EXERCISE MATERIALS:
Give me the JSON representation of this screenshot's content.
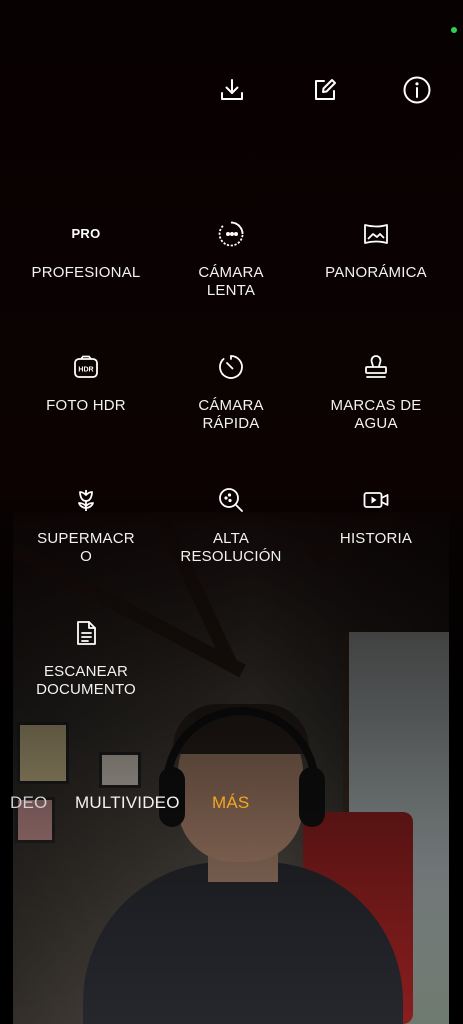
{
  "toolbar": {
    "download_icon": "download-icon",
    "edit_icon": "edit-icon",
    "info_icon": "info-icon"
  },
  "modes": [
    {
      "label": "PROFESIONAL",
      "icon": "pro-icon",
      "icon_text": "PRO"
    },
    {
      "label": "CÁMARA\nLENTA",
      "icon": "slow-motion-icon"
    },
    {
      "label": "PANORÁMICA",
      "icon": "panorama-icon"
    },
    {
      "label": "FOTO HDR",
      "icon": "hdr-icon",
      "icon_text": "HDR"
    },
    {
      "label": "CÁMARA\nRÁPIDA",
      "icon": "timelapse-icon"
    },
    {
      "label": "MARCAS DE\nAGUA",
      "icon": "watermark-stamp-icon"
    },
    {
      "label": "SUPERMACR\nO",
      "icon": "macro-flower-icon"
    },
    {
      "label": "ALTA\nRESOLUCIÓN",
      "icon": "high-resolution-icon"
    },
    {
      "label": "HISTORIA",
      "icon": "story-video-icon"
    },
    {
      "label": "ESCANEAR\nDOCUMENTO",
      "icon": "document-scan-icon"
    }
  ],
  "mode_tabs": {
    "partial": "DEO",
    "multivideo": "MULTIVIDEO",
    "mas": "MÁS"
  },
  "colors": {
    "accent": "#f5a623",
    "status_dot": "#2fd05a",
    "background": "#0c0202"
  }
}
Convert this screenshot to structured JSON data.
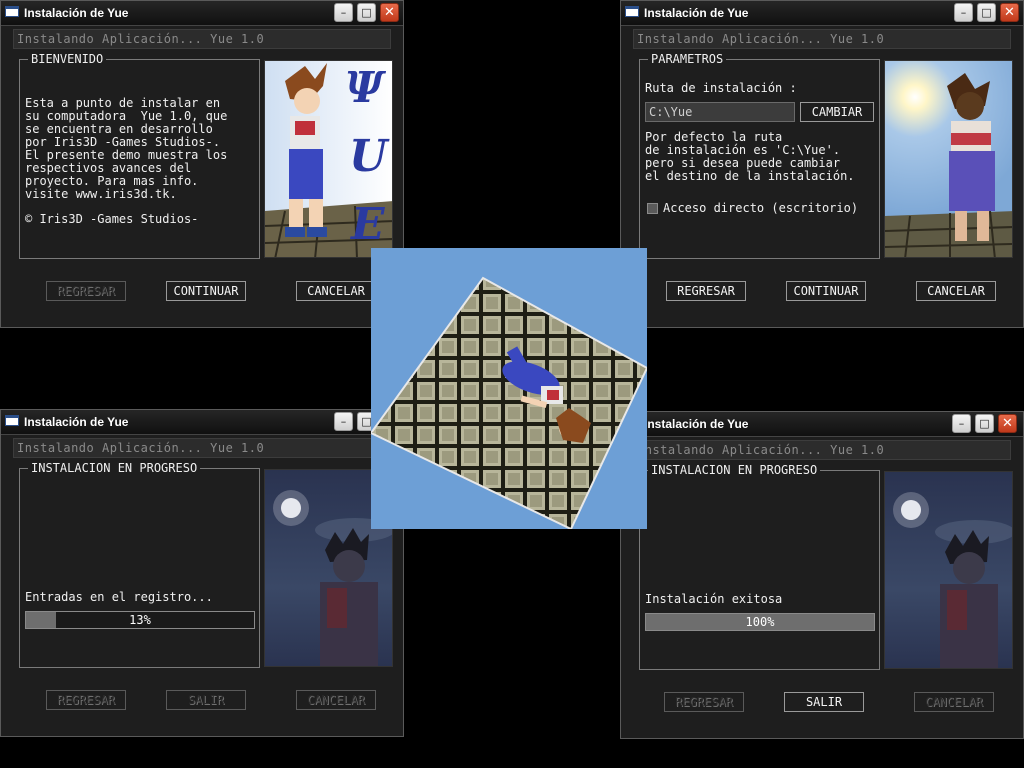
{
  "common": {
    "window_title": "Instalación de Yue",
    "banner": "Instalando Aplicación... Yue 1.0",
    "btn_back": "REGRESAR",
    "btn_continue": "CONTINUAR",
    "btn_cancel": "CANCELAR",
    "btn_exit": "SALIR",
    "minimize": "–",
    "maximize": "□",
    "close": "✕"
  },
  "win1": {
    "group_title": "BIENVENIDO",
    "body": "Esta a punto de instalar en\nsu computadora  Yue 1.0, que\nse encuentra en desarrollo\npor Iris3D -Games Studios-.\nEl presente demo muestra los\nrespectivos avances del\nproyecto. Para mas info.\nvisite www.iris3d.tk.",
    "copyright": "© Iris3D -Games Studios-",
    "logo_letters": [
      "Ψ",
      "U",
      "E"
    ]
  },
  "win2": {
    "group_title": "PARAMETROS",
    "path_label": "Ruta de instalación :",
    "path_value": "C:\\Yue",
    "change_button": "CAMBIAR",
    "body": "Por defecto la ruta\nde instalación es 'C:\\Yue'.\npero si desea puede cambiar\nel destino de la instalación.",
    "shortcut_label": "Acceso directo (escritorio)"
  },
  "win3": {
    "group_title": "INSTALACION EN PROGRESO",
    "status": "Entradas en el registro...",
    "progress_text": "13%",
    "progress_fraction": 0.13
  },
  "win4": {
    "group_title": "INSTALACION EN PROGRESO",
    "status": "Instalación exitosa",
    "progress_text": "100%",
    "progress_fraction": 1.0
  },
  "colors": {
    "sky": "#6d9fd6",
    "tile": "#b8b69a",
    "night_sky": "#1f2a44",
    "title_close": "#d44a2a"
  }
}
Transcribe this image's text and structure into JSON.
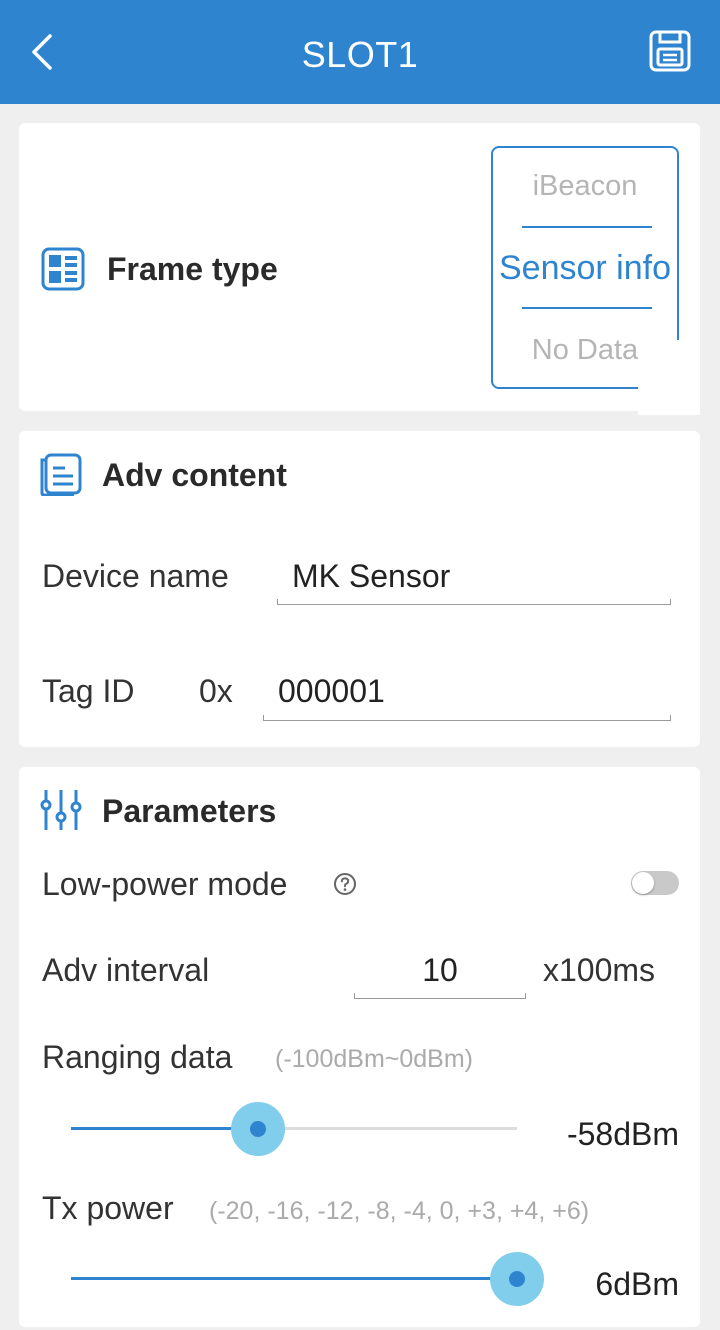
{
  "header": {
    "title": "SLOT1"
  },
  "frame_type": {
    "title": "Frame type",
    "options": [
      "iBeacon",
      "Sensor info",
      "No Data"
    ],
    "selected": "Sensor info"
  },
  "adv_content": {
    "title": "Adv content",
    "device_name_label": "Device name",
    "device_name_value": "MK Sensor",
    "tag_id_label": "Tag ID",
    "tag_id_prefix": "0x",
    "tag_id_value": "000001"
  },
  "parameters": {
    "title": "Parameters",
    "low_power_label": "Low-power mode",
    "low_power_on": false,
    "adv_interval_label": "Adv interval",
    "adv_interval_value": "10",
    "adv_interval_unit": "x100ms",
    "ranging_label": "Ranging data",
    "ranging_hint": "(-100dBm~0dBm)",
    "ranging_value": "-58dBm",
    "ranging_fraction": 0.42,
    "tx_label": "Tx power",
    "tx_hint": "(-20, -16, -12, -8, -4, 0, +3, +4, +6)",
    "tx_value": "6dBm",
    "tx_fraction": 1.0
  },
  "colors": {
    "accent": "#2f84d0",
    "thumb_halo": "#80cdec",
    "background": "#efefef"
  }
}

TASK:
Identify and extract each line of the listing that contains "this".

TASK ANSWER:
Give me the JSON representation of this screenshot's content.
Convert this screenshot to structured JSON data.
Transcribe this image's text and structure into JSON.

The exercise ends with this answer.